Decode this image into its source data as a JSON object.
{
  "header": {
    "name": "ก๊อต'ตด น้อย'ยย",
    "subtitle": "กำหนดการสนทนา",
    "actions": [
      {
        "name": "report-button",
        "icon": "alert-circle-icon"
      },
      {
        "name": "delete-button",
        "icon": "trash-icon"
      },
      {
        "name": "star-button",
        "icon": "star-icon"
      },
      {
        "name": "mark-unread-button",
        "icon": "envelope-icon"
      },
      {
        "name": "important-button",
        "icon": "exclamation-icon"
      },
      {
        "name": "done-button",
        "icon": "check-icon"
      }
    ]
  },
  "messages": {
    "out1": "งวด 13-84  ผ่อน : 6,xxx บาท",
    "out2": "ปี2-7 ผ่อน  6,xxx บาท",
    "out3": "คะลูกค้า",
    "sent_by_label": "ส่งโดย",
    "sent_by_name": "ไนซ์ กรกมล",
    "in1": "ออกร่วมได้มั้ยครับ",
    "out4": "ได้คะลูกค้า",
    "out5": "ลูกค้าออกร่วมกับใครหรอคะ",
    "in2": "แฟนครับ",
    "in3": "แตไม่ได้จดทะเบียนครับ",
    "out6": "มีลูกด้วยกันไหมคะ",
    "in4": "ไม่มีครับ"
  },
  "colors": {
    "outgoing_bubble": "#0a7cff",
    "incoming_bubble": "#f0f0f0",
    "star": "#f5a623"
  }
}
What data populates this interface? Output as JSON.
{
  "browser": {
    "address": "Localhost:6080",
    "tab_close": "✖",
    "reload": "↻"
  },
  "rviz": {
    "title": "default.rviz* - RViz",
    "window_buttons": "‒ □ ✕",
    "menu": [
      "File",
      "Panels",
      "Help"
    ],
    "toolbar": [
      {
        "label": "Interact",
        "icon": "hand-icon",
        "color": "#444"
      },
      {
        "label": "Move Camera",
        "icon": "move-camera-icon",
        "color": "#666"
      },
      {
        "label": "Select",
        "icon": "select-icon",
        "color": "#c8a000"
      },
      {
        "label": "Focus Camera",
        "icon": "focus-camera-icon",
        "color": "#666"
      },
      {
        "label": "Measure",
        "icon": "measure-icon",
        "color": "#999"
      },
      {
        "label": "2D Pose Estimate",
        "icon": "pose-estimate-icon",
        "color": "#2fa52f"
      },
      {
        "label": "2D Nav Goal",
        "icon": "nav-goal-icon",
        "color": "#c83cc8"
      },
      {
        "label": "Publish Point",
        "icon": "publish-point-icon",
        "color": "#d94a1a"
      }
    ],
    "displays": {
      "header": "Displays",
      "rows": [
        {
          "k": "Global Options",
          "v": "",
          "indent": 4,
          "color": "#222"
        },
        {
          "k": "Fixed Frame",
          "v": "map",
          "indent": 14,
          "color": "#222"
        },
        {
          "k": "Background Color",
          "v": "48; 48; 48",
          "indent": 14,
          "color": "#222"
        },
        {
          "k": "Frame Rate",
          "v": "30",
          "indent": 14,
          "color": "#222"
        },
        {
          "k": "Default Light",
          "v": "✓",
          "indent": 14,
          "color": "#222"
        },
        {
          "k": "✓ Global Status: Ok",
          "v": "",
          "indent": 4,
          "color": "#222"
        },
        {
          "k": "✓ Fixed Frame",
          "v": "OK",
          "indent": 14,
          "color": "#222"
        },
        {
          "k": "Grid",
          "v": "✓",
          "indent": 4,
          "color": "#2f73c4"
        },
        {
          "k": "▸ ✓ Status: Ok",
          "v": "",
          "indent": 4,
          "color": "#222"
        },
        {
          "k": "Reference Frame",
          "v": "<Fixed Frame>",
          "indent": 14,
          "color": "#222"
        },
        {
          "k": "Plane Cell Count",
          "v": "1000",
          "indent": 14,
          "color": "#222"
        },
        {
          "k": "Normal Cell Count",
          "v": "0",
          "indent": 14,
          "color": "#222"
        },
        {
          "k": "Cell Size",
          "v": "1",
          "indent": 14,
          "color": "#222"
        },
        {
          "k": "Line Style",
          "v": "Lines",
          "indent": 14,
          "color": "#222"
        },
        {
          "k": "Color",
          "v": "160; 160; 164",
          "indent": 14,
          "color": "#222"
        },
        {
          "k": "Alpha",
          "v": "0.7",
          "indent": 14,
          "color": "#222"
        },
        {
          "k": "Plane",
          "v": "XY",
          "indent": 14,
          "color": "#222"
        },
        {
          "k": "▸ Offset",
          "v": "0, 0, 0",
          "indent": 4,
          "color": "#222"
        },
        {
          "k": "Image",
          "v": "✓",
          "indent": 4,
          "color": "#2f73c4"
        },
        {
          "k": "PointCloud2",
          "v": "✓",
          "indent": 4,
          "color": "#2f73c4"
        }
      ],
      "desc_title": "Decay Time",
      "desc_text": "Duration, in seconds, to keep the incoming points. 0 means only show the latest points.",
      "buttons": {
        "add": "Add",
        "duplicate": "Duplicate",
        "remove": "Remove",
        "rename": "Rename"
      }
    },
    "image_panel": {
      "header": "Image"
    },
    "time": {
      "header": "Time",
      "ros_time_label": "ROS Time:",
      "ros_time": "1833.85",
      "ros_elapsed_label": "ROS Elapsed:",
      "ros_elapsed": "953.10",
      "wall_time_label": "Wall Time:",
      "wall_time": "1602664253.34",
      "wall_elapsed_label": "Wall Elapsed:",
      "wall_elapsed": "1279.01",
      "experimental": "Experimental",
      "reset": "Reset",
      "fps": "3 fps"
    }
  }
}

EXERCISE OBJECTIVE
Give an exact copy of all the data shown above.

ANSWER BELOW
Decode this image into its source data as a JSON object.
{
  "header": {
    "name": "ก๊อต'ตด น้อย'ยย",
    "subtitle": "กำหนดการสนทนา",
    "actions": [
      {
        "name": "report-button",
        "icon": "alert-circle-icon"
      },
      {
        "name": "delete-button",
        "icon": "trash-icon"
      },
      {
        "name": "star-button",
        "icon": "star-icon"
      },
      {
        "name": "mark-unread-button",
        "icon": "envelope-icon"
      },
      {
        "name": "important-button",
        "icon": "exclamation-icon"
      },
      {
        "name": "done-button",
        "icon": "check-icon"
      }
    ]
  },
  "messages": {
    "out1": "งวด 13-84  ผ่อน : 6,xxx บาท",
    "out2": "ปี2-7 ผ่อน  6,xxx บาท",
    "out3": "คะลูกค้า",
    "sent_by_label": "ส่งโดย",
    "sent_by_name": "ไนซ์ กรกมล",
    "in1": "ออกร่วมได้มั้ยครับ",
    "out4": "ได้คะลูกค้า",
    "out5": "ลูกค้าออกร่วมกับใครหรอคะ",
    "in2": "แฟนครับ",
    "in3": "แตไม่ได้จดทะเบียนครับ",
    "out6": "มีลูกด้วยกันไหมคะ",
    "in4": "ไม่มีครับ"
  },
  "colors": {
    "outgoing_bubble": "#0a7cff",
    "incoming_bubble": "#f0f0f0",
    "star": "#f5a623"
  }
}
What data populates this interface? Output as JSON.
{
  "browser": {
    "address": "Localhost:6080",
    "tab_close": "✖",
    "reload": "↻"
  },
  "rviz": {
    "title": "default.rviz* - RViz",
    "window_buttons": "‒ □ ✕",
    "menu": [
      "File",
      "Panels",
      "Help"
    ],
    "toolbar": [
      {
        "label": "Interact",
        "icon": "hand-icon",
        "color": "#444"
      },
      {
        "label": "Move Camera",
        "icon": "move-camera-icon",
        "color": "#666"
      },
      {
        "label": "Select",
        "icon": "select-icon",
        "color": "#c8a000"
      },
      {
        "label": "Focus Camera",
        "icon": "focus-camera-icon",
        "color": "#666"
      },
      {
        "label": "Measure",
        "icon": "measure-icon",
        "color": "#999"
      },
      {
        "label": "2D Pose Estimate",
        "icon": "pose-estimate-icon",
        "color": "#2fa52f"
      },
      {
        "label": "2D Nav Goal",
        "icon": "nav-goal-icon",
        "color": "#c83cc8"
      },
      {
        "label": "Publish Point",
        "icon": "publish-point-icon",
        "color": "#d94a1a"
      }
    ],
    "displays": {
      "header": "Displays",
      "rows": [
        {
          "k": "Global Options",
          "v": "",
          "indent": 4,
          "color": "#222"
        },
        {
          "k": "Fixed Frame",
          "v": "map",
          "indent": 14,
          "color": "#222"
        },
        {
          "k": "Background Color",
          "v": "48; 48; 48",
          "indent": 14,
          "color": "#222"
        },
        {
          "k": "Frame Rate",
          "v": "30",
          "indent": 14,
          "color": "#222"
        },
        {
          "k": "Default Light",
          "v": "✓",
          "indent": 14,
          "color": "#222"
        },
        {
          "k": "✓ Global Status: Ok",
          "v": "",
          "indent": 4,
          "color": "#222"
        },
        {
          "k": "✓ Fixed Frame",
          "v": "OK",
          "indent": 14,
          "color": "#222"
        },
        {
          "k": "Grid",
          "v": "✓",
          "indent": 4,
          "color": "#2f73c4"
        },
        {
          "k": "▸ ✓ Status: Ok",
          "v": "",
          "indent": 4,
          "color": "#222"
        },
        {
          "k": "Reference Frame",
          "v": "<Fixed Frame>",
          "indent": 14,
          "color": "#222"
        },
        {
          "k": "Plane Cell Count",
          "v": "1000",
          "indent": 14,
          "color": "#222"
        },
        {
          "k": "Normal Cell Count",
          "v": "0",
          "indent": 14,
          "color": "#222"
        },
        {
          "k": "Cell Size",
          "v": "1",
          "indent": 14,
          "color": "#222"
        },
        {
          "k": "Line Style",
          "v": "Lines",
          "indent": 14,
          "color": "#222"
        },
        {
          "k": "Color",
          "v": "160; 160; 164",
          "indent": 14,
          "color": "#222"
        },
        {
          "k": "Alpha",
          "v": "0.7",
          "indent": 14,
          "color": "#222"
        },
        {
          "k": "Plane",
          "v": "XY",
          "indent": 14,
          "color": "#222"
        },
        {
          "k": "▸ Offset",
          "v": "0, 0, 0",
          "indent": 4,
          "color": "#222"
        },
        {
          "k": "Image",
          "v": "✓",
          "indent": 4,
          "color": "#2f73c4"
        },
        {
          "k": "PointCloud2",
          "v": "✓",
          "indent": 4,
          "color": "#2f73c4"
        }
      ],
      "desc_title": "Decay Time",
      "desc_text": "Duration, in seconds, to keep the incoming points. 0 means only show the latest points.",
      "buttons": {
        "add": "Add",
        "duplicate": "Duplicate",
        "remove": "Remove",
        "rename": "Rename"
      }
    },
    "image_panel": {
      "header": "Image"
    },
    "time": {
      "header": "Time",
      "ros_time_label": "ROS Time:",
      "ros_time": "1833.85",
      "ros_elapsed_label": "ROS Elapsed:",
      "ros_elapsed": "953.10",
      "wall_time_label": "Wall Time:",
      "wall_time": "1602664253.34",
      "wall_elapsed_label": "Wall Elapsed:",
      "wall_elapsed": "1279.01",
      "experimental": "Experimental",
      "reset": "Reset",
      "fps": "3 fps"
    }
  }
}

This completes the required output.